Gather all lines from the material that contain "title".

#### Input:
* * * * * * *

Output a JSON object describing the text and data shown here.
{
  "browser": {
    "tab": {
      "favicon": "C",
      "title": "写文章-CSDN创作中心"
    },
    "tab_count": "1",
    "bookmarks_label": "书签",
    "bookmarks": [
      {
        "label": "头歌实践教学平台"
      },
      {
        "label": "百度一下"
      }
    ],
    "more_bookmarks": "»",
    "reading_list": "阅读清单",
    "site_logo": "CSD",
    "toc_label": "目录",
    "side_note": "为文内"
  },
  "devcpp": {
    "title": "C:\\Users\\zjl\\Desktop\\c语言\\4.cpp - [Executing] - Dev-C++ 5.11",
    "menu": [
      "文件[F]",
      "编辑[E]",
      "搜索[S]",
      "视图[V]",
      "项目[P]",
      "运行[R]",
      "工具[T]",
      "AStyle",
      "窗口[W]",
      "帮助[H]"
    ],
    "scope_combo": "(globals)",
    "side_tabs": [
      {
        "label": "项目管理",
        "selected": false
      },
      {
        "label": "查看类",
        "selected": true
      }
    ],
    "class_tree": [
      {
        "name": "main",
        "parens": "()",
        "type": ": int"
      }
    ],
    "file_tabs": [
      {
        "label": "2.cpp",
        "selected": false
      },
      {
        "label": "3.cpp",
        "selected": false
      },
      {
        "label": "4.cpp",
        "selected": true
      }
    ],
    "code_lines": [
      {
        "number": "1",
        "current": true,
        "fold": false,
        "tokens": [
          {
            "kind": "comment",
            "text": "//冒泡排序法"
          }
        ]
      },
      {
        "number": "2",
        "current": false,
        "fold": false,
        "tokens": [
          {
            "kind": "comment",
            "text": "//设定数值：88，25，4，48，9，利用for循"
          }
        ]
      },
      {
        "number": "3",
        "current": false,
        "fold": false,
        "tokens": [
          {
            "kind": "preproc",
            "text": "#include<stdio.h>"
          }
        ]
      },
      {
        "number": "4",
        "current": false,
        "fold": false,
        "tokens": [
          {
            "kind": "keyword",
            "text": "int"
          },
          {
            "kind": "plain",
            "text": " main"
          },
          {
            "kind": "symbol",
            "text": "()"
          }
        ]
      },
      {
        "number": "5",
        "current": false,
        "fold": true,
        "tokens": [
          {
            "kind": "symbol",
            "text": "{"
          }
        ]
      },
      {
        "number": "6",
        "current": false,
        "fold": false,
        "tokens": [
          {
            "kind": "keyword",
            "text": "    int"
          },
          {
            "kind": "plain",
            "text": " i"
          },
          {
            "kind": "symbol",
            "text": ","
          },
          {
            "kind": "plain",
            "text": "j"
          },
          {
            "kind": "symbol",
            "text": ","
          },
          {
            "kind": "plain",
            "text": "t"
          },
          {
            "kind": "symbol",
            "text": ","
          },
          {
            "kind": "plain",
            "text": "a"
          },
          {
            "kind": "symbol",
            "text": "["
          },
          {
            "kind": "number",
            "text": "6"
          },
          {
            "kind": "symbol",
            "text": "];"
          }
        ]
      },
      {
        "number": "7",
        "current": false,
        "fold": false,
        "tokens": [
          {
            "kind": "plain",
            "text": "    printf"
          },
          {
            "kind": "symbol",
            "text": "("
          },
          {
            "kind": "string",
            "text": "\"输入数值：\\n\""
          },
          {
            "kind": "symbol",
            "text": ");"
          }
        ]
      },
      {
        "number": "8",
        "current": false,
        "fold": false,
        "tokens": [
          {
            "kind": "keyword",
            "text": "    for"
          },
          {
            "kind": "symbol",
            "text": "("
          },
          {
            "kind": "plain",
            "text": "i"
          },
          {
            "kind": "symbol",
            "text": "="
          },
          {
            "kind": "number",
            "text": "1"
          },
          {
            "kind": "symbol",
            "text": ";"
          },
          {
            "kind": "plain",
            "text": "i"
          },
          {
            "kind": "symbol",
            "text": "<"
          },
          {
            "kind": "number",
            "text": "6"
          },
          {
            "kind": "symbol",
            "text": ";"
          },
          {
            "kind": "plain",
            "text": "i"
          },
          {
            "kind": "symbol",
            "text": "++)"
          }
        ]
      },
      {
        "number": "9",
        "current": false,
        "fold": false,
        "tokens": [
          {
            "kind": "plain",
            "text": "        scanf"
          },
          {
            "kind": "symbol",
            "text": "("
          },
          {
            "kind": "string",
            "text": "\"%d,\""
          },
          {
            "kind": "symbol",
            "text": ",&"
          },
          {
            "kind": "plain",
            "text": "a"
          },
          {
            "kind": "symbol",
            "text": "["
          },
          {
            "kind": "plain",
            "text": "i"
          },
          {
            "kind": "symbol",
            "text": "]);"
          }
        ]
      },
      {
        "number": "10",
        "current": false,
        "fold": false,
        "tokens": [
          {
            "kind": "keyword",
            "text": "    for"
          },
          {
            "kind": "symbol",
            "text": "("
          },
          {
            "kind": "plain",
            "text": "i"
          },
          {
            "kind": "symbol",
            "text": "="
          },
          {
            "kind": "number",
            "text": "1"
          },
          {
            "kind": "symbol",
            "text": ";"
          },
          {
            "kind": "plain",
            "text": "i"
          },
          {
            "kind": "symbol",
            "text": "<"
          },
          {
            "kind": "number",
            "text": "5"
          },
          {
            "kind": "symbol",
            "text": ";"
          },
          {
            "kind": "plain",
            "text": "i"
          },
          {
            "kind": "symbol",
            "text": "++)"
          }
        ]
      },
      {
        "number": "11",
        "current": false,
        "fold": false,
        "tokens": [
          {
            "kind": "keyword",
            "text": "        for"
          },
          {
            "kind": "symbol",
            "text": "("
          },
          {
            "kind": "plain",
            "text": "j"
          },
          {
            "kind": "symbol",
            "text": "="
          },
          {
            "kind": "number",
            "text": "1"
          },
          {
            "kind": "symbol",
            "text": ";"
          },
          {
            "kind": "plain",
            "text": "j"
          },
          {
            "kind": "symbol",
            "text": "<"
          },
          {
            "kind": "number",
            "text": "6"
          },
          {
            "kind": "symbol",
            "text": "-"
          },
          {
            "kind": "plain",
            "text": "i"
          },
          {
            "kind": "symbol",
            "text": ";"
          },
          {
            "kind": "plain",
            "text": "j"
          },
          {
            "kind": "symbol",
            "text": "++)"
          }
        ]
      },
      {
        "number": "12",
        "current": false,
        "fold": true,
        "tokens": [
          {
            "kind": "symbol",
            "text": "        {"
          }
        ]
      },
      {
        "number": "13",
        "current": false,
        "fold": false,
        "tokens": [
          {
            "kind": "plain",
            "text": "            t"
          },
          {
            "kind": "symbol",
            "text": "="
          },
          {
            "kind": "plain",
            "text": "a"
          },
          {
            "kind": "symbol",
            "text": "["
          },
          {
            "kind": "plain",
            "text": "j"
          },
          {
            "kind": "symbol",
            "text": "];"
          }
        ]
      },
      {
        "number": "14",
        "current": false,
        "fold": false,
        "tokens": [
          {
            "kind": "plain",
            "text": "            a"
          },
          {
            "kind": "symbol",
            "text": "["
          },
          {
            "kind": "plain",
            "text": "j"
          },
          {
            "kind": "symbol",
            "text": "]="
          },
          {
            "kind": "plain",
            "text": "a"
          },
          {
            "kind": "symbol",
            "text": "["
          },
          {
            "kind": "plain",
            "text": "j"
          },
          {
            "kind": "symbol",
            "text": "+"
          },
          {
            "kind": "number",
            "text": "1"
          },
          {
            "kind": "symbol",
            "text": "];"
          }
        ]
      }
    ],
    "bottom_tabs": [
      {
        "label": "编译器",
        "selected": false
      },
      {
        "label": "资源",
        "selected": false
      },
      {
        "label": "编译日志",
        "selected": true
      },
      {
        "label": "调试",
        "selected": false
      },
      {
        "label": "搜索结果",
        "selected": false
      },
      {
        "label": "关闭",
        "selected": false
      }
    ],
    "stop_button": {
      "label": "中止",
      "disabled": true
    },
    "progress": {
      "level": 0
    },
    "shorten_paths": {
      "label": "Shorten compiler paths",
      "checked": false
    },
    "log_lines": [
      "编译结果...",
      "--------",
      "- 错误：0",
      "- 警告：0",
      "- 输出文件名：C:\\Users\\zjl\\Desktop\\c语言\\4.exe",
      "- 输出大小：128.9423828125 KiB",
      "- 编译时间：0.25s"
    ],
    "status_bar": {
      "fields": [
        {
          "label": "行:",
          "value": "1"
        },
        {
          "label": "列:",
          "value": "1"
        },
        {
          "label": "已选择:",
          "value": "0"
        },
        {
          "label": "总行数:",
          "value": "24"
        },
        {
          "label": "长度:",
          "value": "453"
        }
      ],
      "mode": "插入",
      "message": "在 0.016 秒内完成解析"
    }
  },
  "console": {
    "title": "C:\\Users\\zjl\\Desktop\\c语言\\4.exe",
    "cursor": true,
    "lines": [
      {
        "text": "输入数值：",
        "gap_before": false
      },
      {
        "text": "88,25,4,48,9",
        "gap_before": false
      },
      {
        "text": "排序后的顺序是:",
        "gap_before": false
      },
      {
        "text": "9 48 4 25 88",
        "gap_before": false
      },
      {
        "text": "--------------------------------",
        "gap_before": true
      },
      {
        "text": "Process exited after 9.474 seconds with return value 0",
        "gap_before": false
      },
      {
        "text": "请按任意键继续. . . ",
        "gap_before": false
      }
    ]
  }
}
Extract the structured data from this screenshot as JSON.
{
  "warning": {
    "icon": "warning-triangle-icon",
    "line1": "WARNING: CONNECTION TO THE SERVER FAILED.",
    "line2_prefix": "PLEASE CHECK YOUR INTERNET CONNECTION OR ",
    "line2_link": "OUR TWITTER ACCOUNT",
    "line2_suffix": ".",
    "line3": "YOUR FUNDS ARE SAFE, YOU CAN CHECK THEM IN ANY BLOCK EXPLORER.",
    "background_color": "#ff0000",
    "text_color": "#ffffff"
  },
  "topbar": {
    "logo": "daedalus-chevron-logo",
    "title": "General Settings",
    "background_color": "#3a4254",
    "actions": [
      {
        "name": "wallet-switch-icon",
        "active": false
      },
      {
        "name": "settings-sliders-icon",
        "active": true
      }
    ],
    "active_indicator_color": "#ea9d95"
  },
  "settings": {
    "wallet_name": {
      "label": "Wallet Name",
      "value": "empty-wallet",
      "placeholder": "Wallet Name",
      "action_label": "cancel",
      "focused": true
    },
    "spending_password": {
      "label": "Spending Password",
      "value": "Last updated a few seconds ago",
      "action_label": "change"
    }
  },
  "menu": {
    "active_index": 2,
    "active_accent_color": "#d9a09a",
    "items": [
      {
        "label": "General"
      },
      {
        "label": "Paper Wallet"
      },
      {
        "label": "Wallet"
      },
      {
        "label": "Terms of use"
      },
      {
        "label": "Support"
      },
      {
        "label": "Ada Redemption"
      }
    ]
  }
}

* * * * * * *

#### Output:
      "title": "写文章-CSDN创作中心"
    "title": "C:\\Users\\zjl\\Desktop\\c语言\\4.cpp - [Executing] - Dev-C++ 5.11",
    "title": "C:\\Users\\zjl\\Desktop\\c语言\\4.exe",
    "title": "General Settings",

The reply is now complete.